Problem description: Scan the data below for the string "icon". Copy every line where it appears.
:::
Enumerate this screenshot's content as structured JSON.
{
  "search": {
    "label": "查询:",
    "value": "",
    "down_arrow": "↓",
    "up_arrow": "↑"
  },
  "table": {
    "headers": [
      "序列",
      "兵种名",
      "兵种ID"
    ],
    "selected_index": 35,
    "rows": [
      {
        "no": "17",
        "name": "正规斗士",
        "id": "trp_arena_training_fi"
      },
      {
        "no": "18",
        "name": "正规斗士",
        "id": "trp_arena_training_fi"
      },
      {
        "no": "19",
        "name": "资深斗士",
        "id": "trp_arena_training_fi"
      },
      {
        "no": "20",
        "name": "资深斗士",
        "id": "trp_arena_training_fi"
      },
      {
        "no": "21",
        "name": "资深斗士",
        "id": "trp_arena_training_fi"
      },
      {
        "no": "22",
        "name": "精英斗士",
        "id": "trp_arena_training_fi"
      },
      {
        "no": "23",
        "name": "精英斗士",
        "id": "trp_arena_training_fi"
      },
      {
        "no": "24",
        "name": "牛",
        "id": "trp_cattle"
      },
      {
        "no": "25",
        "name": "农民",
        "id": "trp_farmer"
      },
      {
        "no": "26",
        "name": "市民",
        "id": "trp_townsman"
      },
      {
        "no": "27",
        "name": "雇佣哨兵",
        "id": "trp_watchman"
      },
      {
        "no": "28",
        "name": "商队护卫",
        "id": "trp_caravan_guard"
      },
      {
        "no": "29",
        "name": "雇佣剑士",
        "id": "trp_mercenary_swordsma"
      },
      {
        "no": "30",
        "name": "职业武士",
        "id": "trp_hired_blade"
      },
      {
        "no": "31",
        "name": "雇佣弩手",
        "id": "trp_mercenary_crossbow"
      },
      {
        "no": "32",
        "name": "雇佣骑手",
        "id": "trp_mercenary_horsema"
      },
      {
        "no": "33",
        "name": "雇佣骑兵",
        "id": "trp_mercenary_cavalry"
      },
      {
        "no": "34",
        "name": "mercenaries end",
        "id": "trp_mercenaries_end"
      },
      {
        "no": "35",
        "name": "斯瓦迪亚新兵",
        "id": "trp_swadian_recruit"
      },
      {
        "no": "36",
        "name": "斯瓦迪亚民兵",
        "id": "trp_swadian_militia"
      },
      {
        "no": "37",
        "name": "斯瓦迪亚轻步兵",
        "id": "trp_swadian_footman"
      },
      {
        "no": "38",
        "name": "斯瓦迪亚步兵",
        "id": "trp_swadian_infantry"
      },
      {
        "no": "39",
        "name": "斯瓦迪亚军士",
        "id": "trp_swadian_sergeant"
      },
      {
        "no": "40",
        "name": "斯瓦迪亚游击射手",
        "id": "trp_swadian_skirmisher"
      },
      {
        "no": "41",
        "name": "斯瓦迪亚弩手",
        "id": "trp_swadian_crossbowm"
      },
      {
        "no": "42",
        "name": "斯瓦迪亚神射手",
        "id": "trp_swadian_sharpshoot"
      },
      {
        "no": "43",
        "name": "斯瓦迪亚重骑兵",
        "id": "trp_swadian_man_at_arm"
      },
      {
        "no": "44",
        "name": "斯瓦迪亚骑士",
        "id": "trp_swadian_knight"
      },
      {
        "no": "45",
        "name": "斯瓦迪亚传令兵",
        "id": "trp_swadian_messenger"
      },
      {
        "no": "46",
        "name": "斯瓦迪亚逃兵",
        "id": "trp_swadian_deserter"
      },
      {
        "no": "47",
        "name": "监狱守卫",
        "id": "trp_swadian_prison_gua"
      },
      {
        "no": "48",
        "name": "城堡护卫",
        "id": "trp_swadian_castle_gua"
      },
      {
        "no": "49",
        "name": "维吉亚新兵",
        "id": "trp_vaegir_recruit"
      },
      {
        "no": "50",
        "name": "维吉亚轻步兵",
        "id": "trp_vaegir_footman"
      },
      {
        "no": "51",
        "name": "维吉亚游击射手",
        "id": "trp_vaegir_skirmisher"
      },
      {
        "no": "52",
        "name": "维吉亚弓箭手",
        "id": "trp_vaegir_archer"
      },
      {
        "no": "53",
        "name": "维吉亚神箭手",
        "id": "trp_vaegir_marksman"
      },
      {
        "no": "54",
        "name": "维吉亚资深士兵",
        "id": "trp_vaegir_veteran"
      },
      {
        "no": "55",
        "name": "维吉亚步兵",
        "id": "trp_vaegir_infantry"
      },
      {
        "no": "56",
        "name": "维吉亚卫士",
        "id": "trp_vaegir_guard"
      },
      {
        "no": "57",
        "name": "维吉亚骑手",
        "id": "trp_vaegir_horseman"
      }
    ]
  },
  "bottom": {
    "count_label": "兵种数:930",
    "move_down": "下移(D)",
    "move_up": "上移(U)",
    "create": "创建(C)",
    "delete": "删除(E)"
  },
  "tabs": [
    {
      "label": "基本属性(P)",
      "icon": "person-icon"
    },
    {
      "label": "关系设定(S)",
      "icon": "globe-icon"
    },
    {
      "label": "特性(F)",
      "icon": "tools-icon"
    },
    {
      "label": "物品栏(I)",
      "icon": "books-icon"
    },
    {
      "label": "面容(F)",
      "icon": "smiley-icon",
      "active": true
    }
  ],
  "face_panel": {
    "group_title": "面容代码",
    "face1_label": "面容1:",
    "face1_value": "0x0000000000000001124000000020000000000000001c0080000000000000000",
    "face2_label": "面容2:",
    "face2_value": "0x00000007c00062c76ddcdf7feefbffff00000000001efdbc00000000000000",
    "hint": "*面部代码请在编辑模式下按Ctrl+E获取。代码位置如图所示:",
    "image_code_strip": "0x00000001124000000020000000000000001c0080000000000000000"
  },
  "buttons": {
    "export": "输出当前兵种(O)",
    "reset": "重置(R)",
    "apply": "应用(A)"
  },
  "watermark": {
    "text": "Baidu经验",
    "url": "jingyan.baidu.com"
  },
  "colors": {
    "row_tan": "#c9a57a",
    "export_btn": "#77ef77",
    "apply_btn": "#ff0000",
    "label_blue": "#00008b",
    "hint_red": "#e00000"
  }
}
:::
Response to the task:
      "icon": "person-icon"
      "icon": "globe-icon"
      "icon": "tools-icon"
      "icon": "books-icon"
      "icon": "smiley-icon",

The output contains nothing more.